**Your goal:**
Report each line below that carries the word "hours".
### Exercise inputs ###
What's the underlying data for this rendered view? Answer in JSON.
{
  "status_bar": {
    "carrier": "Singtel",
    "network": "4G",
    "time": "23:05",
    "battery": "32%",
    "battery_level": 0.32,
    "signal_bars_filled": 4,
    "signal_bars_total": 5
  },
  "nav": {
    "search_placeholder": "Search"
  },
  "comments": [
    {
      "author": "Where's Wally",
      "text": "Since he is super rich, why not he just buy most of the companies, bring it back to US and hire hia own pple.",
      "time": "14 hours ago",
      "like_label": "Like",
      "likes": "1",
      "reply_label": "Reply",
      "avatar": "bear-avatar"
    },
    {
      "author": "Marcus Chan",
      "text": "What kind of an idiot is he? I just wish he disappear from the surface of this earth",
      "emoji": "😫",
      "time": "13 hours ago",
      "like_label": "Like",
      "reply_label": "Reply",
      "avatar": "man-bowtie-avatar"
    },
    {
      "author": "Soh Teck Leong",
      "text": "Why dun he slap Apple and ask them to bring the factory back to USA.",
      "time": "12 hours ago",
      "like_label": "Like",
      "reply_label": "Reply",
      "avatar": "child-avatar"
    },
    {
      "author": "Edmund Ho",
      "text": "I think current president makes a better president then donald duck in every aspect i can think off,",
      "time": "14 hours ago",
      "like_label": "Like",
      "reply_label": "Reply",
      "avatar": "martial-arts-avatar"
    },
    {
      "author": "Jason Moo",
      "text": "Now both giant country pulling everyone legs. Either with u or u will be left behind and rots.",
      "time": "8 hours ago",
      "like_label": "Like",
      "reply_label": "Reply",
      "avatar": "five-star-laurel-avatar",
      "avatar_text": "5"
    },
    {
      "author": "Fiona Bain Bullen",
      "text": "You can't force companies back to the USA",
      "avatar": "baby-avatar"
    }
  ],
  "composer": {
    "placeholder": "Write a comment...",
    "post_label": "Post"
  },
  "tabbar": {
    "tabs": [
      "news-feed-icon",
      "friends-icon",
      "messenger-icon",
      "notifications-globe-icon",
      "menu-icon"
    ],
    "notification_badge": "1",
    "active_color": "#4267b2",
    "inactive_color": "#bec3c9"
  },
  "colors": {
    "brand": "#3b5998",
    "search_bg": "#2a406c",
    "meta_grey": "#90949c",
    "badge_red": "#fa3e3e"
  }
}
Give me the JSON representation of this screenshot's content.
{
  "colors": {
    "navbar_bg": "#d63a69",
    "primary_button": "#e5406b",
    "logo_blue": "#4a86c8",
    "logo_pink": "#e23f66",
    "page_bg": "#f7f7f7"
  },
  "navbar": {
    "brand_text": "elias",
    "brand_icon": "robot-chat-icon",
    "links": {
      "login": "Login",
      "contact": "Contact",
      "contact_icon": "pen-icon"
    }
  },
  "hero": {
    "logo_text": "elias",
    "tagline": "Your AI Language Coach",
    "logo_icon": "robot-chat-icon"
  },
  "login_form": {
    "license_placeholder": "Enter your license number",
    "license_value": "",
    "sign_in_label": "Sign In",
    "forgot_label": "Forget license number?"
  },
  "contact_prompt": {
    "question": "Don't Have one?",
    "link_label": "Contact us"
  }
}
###
**Response:**
      "time": "14 hours ago",
      "time": "13 hours ago",
      "time": "12 hours ago",
      "time": "14 hours ago",
      "time": "8 hours ago",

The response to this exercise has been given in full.